Purpose Increasing children survive staged Fontan palliation and structured follow-up is becoming increasingly important. We assessed how these patients are currently followed-up, to design a more robust system ensuring the multi-organ impact of the Fontan circulation is adequately assessed, allowing early optimisation and treatment of complications.
Methods Patients who had undergone Fontan completion prior to 16 years were identified and post-Fontan investigations recorded. Cardiac MRI, cardiac MRI catheterization (used as the primary diagnostic invasive technique in our institution), exercise tests (both treadmill and cardiopulmonary exercise test, CPET) and abdominal ultrasound were recorded.
Results 367 patients were identified – 69 were excluded as followed-up at other cardiac centres. 126 (42%) had a cardiac MRI, 37 (12%) cardiac catheterisation and 22 cardiac MRI and MRI catheter. The median (range) of the first MRI was 5.6 (0.01–13.2) years and 4.6 (0.04–10.3) years for MRI cardiac catheterization. CPET were performed later with at a median of 8.8 (0.8–14.9) years. 16 (5%) patients had a one-off abdominal ultrasound scan, with a further 8 (2%) patients who had multiple ultrasound scans.
Conclusion This review demonstrates wide variation in referral practice for investigations and relatively low use of CPET. This may be related to the minimum height requirement of the exercise bike, or that patients are not being referred until they are symptomatic. Internationally there is a move to formalised Fontan follow-up with recognition of the multi-organ complications and early intervention.
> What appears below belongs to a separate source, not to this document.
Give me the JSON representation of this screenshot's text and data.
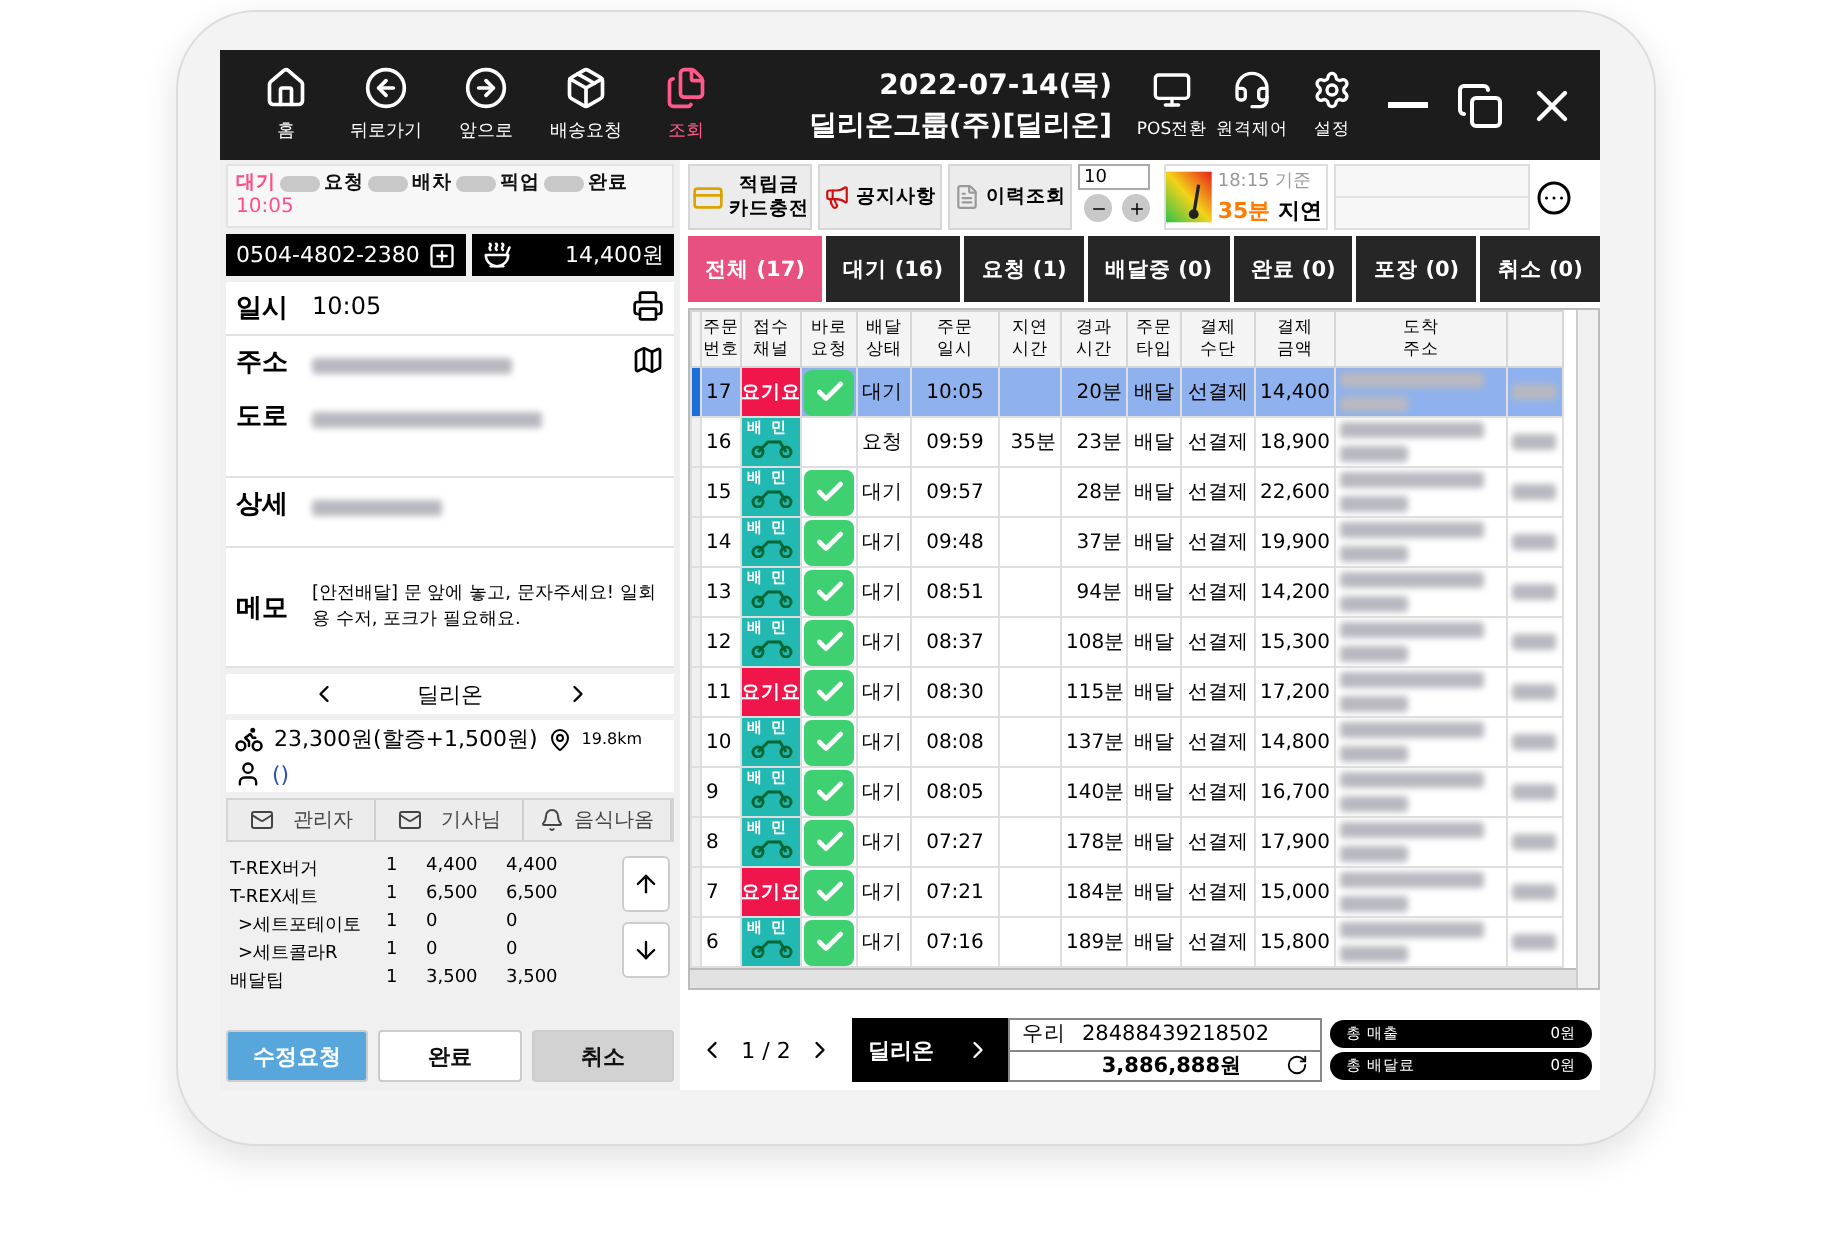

Based on this audit we are designing a single-ventricle programme to try to achieve these aims.